[Task objective]:
Look through the entries that follow and count the lines with the word "icon". The reply is that number alone.
**** Input data ****
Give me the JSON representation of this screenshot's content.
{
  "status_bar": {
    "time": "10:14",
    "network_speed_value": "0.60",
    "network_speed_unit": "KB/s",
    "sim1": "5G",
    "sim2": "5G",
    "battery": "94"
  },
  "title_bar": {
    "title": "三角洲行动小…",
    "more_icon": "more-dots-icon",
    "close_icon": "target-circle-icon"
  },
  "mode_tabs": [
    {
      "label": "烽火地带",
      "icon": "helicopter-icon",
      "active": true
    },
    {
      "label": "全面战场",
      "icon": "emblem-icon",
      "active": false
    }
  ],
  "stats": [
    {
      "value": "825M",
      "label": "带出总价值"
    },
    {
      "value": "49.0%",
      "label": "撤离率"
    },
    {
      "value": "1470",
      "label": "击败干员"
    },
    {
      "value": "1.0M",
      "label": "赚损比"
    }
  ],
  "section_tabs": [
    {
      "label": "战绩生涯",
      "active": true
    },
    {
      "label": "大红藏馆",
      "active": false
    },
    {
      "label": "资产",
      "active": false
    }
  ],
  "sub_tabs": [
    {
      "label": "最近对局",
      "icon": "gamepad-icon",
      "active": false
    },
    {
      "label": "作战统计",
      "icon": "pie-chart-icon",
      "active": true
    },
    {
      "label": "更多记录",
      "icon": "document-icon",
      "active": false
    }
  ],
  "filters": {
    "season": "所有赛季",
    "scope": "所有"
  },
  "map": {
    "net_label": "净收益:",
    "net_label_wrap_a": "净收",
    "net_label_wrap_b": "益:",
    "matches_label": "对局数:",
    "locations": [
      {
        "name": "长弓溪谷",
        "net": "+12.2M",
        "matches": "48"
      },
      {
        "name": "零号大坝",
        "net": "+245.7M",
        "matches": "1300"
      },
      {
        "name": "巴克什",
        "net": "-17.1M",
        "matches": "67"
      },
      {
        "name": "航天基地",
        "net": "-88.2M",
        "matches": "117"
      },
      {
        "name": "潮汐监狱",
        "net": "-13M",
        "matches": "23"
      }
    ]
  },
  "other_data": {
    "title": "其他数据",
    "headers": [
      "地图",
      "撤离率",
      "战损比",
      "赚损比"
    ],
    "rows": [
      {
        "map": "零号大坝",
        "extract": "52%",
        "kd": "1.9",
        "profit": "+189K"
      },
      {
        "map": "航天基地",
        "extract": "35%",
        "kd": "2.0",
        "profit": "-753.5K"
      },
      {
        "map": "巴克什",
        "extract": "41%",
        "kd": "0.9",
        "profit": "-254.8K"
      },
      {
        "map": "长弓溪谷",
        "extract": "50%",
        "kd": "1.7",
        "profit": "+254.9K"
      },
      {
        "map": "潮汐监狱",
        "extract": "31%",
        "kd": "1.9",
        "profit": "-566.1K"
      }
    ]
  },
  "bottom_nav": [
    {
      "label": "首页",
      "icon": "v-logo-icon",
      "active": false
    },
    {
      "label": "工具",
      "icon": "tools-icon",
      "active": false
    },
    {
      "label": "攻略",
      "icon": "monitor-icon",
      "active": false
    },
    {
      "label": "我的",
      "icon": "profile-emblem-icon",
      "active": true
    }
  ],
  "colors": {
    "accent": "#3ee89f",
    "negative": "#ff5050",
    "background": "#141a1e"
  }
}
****
[Your solution]:
11